In a new blog post, security research manager at Trustwave Martin Rakhmanov has revealed that he found three severe bugs in two products from SolarWinds. Thankfully none of these vulnerabilities were exploited during the recent SolarWinds attacks or in any attacks in the wild but one of the three newly discovered bugs could be exploited to achieve remote code execution with high privileges. 

Rakhmanov began his investigation by taking a look into other SolarWinds products based on its Orion framework. He installed the company's User Device Tracker software and was prompted to set up Microsoft Message Queue (MSMQ) which has been around for more than two decades and is no longer installed by default on modern Windows systems. After looking at the huge list of private queues, Rakhmanov found that these queues are unauthenticated which means that unauthenticated users can send messages to them over TCP port 1801.
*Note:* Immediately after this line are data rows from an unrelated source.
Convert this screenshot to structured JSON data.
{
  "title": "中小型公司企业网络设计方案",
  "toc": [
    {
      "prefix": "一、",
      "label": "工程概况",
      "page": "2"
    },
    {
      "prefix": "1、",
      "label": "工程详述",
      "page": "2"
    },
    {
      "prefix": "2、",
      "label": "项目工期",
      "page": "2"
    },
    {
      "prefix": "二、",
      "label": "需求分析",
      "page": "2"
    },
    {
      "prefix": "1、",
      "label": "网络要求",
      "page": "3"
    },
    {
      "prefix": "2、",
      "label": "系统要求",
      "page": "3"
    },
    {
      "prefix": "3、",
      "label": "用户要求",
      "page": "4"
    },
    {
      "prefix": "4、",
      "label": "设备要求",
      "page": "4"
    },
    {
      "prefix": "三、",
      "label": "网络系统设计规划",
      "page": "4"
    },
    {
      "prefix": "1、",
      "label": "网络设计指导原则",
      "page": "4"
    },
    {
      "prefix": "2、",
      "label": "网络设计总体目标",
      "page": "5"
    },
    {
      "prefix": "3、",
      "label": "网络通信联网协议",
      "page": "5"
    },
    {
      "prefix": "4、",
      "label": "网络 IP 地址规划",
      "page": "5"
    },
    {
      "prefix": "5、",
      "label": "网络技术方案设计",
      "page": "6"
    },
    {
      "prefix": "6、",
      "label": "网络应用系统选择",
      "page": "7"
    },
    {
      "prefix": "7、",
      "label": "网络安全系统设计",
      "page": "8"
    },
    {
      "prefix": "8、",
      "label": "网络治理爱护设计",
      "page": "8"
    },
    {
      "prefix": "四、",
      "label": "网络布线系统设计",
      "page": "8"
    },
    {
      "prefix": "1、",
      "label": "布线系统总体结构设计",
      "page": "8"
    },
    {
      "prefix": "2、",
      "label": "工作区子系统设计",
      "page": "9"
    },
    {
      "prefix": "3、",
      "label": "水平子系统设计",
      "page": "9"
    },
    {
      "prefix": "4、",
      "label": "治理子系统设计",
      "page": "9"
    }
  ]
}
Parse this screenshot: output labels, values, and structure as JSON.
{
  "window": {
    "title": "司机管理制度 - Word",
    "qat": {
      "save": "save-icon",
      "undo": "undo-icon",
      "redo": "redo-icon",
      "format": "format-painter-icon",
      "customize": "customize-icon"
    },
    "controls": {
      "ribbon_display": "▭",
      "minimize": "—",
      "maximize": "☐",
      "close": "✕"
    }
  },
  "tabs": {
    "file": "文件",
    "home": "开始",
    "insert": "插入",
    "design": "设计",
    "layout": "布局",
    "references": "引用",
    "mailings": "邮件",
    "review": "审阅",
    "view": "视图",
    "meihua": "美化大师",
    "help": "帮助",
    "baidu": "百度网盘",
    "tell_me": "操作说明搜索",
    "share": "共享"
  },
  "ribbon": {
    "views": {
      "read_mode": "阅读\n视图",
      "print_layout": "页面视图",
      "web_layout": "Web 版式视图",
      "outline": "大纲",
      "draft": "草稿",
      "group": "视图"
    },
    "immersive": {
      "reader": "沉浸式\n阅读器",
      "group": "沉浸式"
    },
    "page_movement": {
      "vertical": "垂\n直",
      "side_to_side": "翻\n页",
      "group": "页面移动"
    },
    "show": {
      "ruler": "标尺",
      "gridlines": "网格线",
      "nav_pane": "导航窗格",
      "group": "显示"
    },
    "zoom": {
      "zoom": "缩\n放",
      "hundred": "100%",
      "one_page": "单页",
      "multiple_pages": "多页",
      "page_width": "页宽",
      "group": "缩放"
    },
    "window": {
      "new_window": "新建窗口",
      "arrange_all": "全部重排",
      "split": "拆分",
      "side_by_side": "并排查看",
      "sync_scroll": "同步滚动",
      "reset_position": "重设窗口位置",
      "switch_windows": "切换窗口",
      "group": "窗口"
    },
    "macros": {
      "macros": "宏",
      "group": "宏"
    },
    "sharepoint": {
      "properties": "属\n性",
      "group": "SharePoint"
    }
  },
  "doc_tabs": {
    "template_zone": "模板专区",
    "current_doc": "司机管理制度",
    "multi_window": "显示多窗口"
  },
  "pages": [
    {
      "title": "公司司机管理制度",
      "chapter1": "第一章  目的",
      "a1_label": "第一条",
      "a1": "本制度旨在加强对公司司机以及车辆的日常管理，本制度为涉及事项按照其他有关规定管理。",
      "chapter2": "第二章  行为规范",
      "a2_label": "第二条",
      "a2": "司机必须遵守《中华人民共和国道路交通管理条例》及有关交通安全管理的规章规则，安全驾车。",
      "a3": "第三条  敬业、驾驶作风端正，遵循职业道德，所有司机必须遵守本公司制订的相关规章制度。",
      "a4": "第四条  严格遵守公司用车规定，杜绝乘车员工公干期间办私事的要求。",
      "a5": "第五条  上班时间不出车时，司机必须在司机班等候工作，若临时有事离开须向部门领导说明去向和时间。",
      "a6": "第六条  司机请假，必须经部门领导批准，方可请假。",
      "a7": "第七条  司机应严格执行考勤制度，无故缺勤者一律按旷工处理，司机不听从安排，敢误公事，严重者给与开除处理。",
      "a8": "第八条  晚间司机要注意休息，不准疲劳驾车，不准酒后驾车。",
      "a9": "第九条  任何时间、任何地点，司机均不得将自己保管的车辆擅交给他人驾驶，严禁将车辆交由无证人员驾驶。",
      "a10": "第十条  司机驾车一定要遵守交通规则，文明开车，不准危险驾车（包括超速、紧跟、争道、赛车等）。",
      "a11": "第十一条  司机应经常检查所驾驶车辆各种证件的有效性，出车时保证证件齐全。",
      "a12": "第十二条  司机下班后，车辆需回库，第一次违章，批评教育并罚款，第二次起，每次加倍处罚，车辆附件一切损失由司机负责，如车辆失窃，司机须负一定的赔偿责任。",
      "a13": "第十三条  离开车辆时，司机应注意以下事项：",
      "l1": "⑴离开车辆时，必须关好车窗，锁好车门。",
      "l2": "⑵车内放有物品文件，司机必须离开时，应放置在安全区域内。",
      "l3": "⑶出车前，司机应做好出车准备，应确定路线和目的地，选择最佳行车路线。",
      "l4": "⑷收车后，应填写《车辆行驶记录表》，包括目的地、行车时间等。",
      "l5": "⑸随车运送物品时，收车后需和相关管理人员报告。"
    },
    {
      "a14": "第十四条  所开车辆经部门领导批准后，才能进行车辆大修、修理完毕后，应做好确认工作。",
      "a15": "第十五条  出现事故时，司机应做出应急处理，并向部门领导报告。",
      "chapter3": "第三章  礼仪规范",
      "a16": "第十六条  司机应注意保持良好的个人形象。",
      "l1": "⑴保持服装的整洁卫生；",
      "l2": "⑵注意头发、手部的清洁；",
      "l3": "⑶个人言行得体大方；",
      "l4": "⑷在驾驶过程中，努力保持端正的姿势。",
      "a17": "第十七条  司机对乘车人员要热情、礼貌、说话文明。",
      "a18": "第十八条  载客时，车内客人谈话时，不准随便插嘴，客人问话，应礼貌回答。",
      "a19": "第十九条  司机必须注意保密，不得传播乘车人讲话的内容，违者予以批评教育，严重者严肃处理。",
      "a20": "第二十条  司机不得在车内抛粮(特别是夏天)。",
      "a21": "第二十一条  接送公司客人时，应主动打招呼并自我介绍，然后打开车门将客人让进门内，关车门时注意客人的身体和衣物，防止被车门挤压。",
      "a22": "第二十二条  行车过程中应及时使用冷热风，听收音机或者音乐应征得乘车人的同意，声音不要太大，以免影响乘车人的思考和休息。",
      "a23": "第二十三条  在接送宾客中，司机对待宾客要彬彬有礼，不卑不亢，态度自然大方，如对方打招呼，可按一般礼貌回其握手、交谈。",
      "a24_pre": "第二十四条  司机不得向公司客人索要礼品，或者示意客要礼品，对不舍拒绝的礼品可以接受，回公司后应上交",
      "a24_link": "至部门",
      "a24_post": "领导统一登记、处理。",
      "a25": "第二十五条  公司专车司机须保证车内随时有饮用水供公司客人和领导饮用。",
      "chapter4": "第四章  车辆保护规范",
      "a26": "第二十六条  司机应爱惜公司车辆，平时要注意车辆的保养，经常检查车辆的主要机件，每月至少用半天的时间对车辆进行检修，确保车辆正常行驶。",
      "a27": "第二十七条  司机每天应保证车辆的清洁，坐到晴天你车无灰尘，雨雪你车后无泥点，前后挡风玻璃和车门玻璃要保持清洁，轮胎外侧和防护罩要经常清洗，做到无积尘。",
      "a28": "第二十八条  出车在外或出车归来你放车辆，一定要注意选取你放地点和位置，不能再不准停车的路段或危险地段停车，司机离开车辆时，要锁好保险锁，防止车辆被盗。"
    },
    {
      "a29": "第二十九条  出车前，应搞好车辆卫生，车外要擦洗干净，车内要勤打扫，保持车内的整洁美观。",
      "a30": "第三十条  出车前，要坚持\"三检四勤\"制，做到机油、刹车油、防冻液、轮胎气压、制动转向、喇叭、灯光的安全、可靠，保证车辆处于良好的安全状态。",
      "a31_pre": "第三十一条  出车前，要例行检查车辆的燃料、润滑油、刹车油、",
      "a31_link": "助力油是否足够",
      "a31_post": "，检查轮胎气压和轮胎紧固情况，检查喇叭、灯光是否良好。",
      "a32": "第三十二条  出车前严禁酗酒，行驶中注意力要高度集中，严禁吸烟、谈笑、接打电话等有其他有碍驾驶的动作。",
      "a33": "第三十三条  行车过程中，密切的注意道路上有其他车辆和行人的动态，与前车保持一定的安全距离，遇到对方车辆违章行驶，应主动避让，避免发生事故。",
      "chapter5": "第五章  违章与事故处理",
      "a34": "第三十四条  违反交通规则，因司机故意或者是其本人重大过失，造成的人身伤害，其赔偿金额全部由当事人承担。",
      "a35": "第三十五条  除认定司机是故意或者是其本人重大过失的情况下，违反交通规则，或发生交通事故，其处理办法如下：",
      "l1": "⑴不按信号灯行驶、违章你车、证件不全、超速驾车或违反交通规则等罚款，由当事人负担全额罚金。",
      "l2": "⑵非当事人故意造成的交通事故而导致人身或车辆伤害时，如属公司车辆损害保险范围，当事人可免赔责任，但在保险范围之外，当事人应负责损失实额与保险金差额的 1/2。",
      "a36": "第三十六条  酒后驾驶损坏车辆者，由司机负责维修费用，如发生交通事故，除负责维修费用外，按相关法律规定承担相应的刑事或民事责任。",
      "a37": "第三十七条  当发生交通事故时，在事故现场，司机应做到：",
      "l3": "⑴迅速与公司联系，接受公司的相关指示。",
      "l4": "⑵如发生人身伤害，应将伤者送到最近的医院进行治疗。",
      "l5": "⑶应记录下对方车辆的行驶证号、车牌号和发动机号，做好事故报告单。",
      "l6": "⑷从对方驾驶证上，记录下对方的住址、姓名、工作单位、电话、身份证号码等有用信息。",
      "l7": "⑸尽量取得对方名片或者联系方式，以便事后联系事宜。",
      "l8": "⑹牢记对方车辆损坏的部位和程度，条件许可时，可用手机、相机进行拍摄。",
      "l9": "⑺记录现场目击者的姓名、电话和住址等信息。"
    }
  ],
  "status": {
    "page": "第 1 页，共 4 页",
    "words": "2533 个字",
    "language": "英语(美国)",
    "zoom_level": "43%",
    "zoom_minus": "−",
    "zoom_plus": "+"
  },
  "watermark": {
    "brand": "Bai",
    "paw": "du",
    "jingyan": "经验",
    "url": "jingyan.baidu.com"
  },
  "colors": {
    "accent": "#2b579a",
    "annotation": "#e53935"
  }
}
From here, he checked how well SolarWinds secures credentials for its backend database. It was then that Rakhmanov discovered that he could decrypt passwords stored in the company's database using readily available software. Using these passwords, someone can steal information or even add a new admin-level user inside SolarWinds Orion products.

Serv-U FTP vulnerability

To finish off his investigation, Rakhmanov looked at another SolarWinds product called Serv-U FTP for Windows to discover that software stores accounts on disk in separate files.

As directory access control lists in the software allow complete compromise by any authenticated Windows user, anyone can log in locally or via remote desktop and drop a file that defines a new users and Ser-U FTP will automatically pick it up. Since new users can be created this way, these accounts can be upgraded to admin status to allow anyone to log in via FTP and read or replace any file on a system's C drive since the FTP server runs as LocalSystem.

Trustwave responsibly reported all of these bugs to SolarWinds and the company then released patches in a timely manner which are available via direct download here and in a post on its site. 

However, as some users have not yet patched their systems, SpiderLabs will be waiting until later to publish its proof of concept (PoC) code for these bugs.

Anthony Spadafora

After working with the TechRadar Pro team for the last several years, Anthony is now the security and networking editor at Tom’s Guide where he covers everything from data breaches and ransomware gangs to the best way to cover your whole home or business with Wi-Fi. When not writing, you can find him tinkering with PCs and game consoles, managing cables and upgrading his smart home.